-------- Supplied data

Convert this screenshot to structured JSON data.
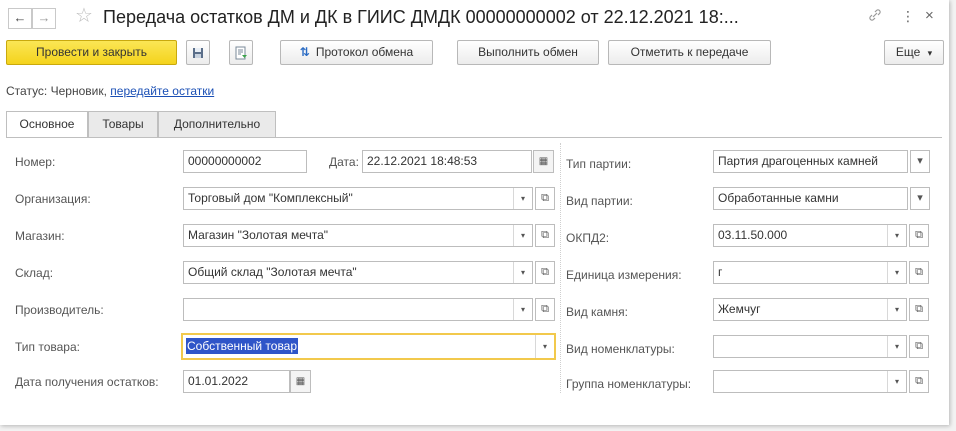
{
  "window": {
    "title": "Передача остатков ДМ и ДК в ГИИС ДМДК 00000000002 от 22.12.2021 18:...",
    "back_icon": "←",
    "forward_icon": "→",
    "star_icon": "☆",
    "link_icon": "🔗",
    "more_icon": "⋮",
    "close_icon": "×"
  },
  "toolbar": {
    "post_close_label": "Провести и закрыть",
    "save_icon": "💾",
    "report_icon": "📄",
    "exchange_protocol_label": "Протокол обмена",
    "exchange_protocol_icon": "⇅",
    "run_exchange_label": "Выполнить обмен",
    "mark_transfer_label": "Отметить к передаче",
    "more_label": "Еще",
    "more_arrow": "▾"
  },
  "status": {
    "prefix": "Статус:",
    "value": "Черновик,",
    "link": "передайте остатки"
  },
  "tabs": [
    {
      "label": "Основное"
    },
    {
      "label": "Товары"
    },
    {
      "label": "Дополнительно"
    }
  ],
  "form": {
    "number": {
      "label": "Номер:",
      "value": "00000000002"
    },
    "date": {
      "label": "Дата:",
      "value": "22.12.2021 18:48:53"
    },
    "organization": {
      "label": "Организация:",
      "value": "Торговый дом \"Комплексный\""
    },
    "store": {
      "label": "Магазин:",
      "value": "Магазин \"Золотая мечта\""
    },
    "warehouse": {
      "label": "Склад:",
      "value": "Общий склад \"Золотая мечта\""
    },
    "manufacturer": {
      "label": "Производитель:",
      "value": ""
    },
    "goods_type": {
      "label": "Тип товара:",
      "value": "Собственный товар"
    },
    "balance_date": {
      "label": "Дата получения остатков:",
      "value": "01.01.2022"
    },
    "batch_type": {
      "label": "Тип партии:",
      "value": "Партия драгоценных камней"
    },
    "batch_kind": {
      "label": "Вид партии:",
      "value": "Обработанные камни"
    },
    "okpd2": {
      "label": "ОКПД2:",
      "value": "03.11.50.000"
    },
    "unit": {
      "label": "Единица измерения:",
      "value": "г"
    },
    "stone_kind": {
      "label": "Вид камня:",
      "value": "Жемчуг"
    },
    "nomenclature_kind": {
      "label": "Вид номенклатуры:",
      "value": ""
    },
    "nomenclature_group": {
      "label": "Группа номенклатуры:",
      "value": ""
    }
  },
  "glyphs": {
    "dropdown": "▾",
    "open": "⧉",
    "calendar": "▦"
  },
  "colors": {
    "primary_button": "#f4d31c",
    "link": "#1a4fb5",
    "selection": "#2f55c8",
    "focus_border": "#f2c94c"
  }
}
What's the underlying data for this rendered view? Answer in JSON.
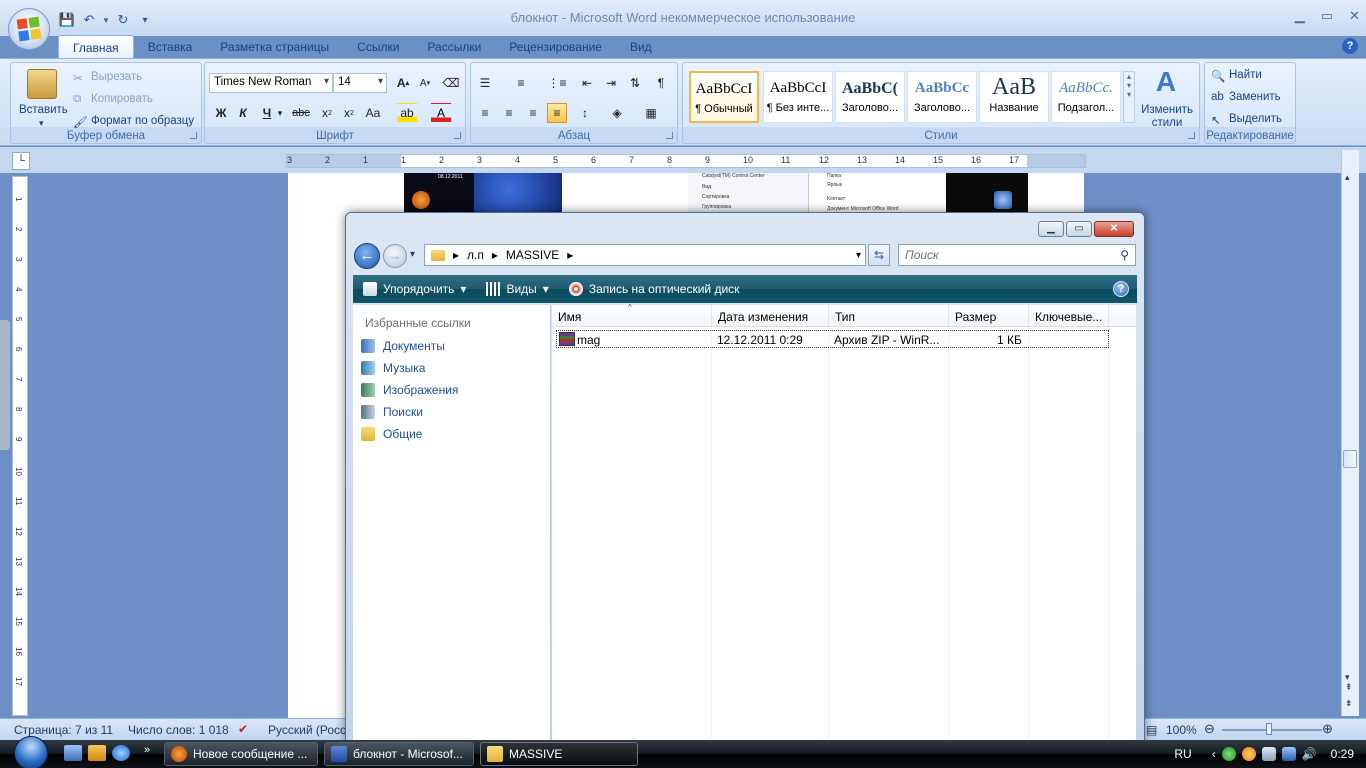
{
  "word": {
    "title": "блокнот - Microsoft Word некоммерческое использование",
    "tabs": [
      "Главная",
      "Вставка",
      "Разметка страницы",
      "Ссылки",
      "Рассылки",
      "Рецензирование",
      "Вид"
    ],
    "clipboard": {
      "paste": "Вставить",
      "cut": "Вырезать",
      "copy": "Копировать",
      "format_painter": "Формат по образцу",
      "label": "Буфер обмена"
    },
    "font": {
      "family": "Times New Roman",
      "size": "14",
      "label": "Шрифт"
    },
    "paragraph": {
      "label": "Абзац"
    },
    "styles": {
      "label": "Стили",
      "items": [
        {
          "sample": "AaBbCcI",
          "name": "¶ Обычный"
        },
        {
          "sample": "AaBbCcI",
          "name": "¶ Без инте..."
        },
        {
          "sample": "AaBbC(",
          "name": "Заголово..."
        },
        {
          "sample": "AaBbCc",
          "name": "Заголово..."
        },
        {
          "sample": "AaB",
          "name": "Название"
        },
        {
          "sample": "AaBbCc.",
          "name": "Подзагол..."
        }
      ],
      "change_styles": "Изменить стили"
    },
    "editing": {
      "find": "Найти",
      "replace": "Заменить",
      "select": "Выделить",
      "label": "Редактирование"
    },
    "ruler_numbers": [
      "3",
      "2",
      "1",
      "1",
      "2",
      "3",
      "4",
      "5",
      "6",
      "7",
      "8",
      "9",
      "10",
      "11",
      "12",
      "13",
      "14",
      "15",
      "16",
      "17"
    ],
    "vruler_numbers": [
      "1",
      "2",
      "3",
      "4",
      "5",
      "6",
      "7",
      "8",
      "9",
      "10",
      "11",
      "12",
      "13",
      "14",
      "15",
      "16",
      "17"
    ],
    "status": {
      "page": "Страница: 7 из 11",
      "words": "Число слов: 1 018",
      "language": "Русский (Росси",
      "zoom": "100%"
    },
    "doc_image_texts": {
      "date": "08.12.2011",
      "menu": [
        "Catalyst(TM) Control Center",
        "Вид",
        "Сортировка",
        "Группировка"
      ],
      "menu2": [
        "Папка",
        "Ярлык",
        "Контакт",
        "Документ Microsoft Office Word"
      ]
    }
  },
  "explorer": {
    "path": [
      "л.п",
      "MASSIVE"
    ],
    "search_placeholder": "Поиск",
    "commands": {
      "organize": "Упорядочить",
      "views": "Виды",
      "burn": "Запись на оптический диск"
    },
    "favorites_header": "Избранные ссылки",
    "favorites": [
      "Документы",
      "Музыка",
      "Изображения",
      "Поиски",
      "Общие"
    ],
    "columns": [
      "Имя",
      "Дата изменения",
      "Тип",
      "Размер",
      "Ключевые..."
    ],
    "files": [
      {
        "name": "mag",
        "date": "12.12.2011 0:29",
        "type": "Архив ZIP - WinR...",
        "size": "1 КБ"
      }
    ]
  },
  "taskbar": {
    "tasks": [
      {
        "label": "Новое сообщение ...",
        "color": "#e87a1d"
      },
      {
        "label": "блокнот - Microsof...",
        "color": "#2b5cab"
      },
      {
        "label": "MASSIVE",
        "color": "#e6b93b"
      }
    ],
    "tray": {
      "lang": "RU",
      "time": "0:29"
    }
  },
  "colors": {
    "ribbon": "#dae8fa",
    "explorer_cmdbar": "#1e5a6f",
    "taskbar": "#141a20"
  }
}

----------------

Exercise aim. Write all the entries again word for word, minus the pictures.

Exercise output.
Convert this screenshot to structured JSON data.
{
  "window": {
    "title": "Передача остатков ДМ и ДК в ГИИС ДМДК 00000000002 от 22.12.2021 18:...",
    "back_icon": "←",
    "forward_icon": "→",
    "star_icon": "☆",
    "link_icon": "🔗",
    "more_icon": "⋮",
    "close_icon": "×"
  },
  "toolbar": {
    "post_close_label": "Провести и закрыть",
    "save_icon": "💾",
    "report_icon": "📄",
    "exchange_protocol_label": "Протокол обмена",
    "exchange_protocol_icon": "⇅",
    "run_exchange_label": "Выполнить обмен",
    "mark_transfer_label": "Отметить к передаче",
    "more_label": "Еще",
    "more_arrow": "▾"
  },
  "status": {
    "prefix": "Статус:",
    "value": "Черновик,",
    "link": "передайте остатки"
  },
  "tabs": [
    {
      "label": "Основное"
    },
    {
      "label": "Товары"
    },
    {
      "label": "Дополнительно"
    }
  ],
  "form": {
    "number": {
      "label": "Номер:",
      "value": "00000000002"
    },
    "date": {
      "label": "Дата:",
      "value": "22.12.2021 18:48:53"
    },
    "organization": {
      "label": "Организация:",
      "value": "Торговый дом \"Комплексный\""
    },
    "store": {
      "label": "Магазин:",
      "value": "Магазин \"Золотая мечта\""
    },
    "warehouse": {
      "label": "Склад:",
      "value": "Общий склад \"Золотая мечта\""
    },
    "manufacturer": {
      "label": "Производитель:",
      "value": ""
    },
    "goods_type": {
      "label": "Тип товара:",
      "value": "Собственный товар"
    },
    "balance_date": {
      "label": "Дата получения остатков:",
      "value": "01.01.2022"
    },
    "batch_type": {
      "label": "Тип партии:",
      "value": "Партия драгоценных камней"
    },
    "batch_kind": {
      "label": "Вид партии:",
      "value": "Обработанные камни"
    },
    "okpd2": {
      "label": "ОКПД2:",
      "value": "03.11.50.000"
    },
    "unit": {
      "label": "Единица измерения:",
      "value": "г"
    },
    "stone_kind": {
      "label": "Вид камня:",
      "value": "Жемчуг"
    },
    "nomenclature_kind": {
      "label": "Вид номенклатуры:",
      "value": ""
    },
    "nomenclature_group": {
      "label": "Группа номенклатуры:",
      "value": ""
    }
  },
  "glyphs": {
    "dropdown": "▾",
    "open": "⧉",
    "calendar": "▦"
  },
  "colors": {
    "primary_button": "#f4d31c",
    "link": "#1a4fb5",
    "selection": "#2f55c8",
    "focus_border": "#f2c94c"
  }
}
What's the underlying data for this rendered view? Answer in JSON.
{
  "word": {
    "title": "блокнот - Microsoft Word некоммерческое использование",
    "tabs": [
      "Главная",
      "Вставка",
      "Разметка страницы",
      "Ссылки",
      "Рассылки",
      "Рецензирование",
      "Вид"
    ],
    "clipboard": {
      "paste": "Вставить",
      "cut": "Вырезать",
      "copy": "Копировать",
      "format_painter": "Формат по образцу",
      "label": "Буфер обмена"
    },
    "font": {
      "family": "Times New Roman",
      "size": "14",
      "label": "Шрифт"
    },
    "paragraph": {
      "label": "Абзац"
    },
    "styles": {
      "label": "Стили",
      "items": [
        {
          "sample": "AaBbCcI",
          "name": "¶ Обычный"
        },
        {
          "sample": "AaBbCcI",
          "name": "¶ Без инте..."
        },
        {
          "sample": "AaBbC(",
          "name": "Заголово..."
        },
        {
          "sample": "AaBbCc",
          "name": "Заголово..."
        },
        {
          "sample": "AaB",
          "name": "Название"
        },
        {
          "sample": "AaBbCc.",
          "name": "Подзагол..."
        }
      ],
      "change_styles": "Изменить стили"
    },
    "editing": {
      "find": "Найти",
      "replace": "Заменить",
      "select": "Выделить",
      "label": "Редактирование"
    },
    "ruler_numbers": [
      "3",
      "2",
      "1",
      "1",
      "2",
      "3",
      "4",
      "5",
      "6",
      "7",
      "8",
      "9",
      "10",
      "11",
      "12",
      "13",
      "14",
      "15",
      "16",
      "17"
    ],
    "vruler_numbers": [
      "1",
      "2",
      "3",
      "4",
      "5",
      "6",
      "7",
      "8",
      "9",
      "10",
      "11",
      "12",
      "13",
      "14",
      "15",
      "16",
      "17"
    ],
    "status": {
      "page": "Страница: 7 из 11",
      "words": "Число слов: 1 018",
      "language": "Русский (Росси",
      "zoom": "100%"
    },
    "doc_image_texts": {
      "date": "08.12.2011",
      "menu": [
        "Catalyst(TM) Control Center",
        "Вид",
        "Сортировка",
        "Группировка"
      ],
      "menu2": [
        "Папка",
        "Ярлык",
        "Контакт",
        "Документ Microsoft Office Word"
      ]
    }
  },
  "explorer": {
    "path": [
      "л.п",
      "MASSIVE"
    ],
    "search_placeholder": "Поиск",
    "commands": {
      "organize": "Упорядочить",
      "views": "Виды",
      "burn": "Запись на оптический диск"
    },
    "favorites_header": "Избранные ссылки",
    "favorites": [
      "Документы",
      "Музыка",
      "Изображения",
      "Поиски",
      "Общие"
    ],
    "columns": [
      "Имя",
      "Дата изменения",
      "Тип",
      "Размер",
      "Ключевые..."
    ],
    "files": [
      {
        "name": "mag",
        "date": "12.12.2011 0:29",
        "type": "Архив ZIP - WinR...",
        "size": "1 КБ"
      }
    ]
  },
  "taskbar": {
    "tasks": [
      {
        "label": "Новое сообщение ...",
        "color": "#e87a1d"
      },
      {
        "label": "блокнот - Microsof...",
        "color": "#2b5cab"
      },
      {
        "label": "MASSIVE",
        "color": "#e6b93b"
      }
    ],
    "tray": {
      "lang": "RU",
      "time": "0:29"
    }
  },
  "colors": {
    "ribbon": "#dae8fa",
    "explorer_cmdbar": "#1e5a6f",
    "taskbar": "#141a20"
  }
}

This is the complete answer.